* _DIRECTIONS FOR THIS TASK_:
Please give the data below again in full, exactly as it stands.

[Dataset excerpts]
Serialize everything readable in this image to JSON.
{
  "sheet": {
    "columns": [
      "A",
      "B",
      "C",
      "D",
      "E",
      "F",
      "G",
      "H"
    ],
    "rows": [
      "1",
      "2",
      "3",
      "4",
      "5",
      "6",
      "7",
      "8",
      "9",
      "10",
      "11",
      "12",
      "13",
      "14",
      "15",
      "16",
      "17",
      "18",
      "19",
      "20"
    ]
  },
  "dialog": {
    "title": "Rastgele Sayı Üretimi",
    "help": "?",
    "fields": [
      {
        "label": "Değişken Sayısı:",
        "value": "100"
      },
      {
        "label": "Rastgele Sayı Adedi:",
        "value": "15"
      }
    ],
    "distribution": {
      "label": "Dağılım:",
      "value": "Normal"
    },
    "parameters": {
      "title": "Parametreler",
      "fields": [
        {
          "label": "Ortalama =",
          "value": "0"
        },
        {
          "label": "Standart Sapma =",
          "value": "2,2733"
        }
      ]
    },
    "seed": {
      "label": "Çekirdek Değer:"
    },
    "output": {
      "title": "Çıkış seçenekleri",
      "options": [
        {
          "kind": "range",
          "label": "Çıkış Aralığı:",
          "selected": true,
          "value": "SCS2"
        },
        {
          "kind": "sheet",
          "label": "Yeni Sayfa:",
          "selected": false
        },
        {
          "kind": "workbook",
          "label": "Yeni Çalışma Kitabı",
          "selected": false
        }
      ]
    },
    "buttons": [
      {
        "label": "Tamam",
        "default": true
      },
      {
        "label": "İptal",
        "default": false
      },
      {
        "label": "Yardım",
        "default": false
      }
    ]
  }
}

* _RESPONSE BELOW_:
Serialize everything readable in this image to JSON.
{
  "sheet": {
    "columns": [
      "A",
      "B",
      "C",
      "D",
      "E",
      "F",
      "G",
      "H"
    ],
    "rows": [
      "1",
      "2",
      "3",
      "4",
      "5",
      "6",
      "7",
      "8",
      "9",
      "10",
      "11",
      "12",
      "13",
      "14",
      "15",
      "16",
      "17",
      "18",
      "19",
      "20"
    ]
  },
  "dialog": {
    "title": "Rastgele Sayı Üretimi",
    "help": "?",
    "fields": [
      {
        "label": "Değişken Sayısı:",
        "value": "100"
      },
      {
        "label": "Rastgele Sayı Adedi:",
        "value": "15"
      }
    ],
    "distribution": {
      "label": "Dağılım:",
      "value": "Normal"
    },
    "parameters": {
      "title": "Parametreler",
      "fields": [
        {
          "label": "Ortalama =",
          "value": "0"
        },
        {
          "label": "Standart Sapma =",
          "value": "2,2733"
        }
      ]
    },
    "seed": {
      "label": "Çekirdek Değer:"
    },
    "output": {
      "title": "Çıkış seçenekleri",
      "options": [
        {
          "kind": "range",
          "label": "Çıkış Aralığı:",
          "selected": true,
          "value": "SCS2"
        },
        {
          "kind": "sheet",
          "label": "Yeni Sayfa:",
          "selected": false
        },
        {
          "kind": "workbook",
          "label": "Yeni Çalışma Kitabı",
          "selected": false
        }
      ]
    },
    "buttons": [
      {
        "label": "Tamam",
        "default": true
      },
      {
        "label": "İptal",
        "default": false
      },
      {
        "label": "Yardım",
        "default": false
      }
    ]
  }
}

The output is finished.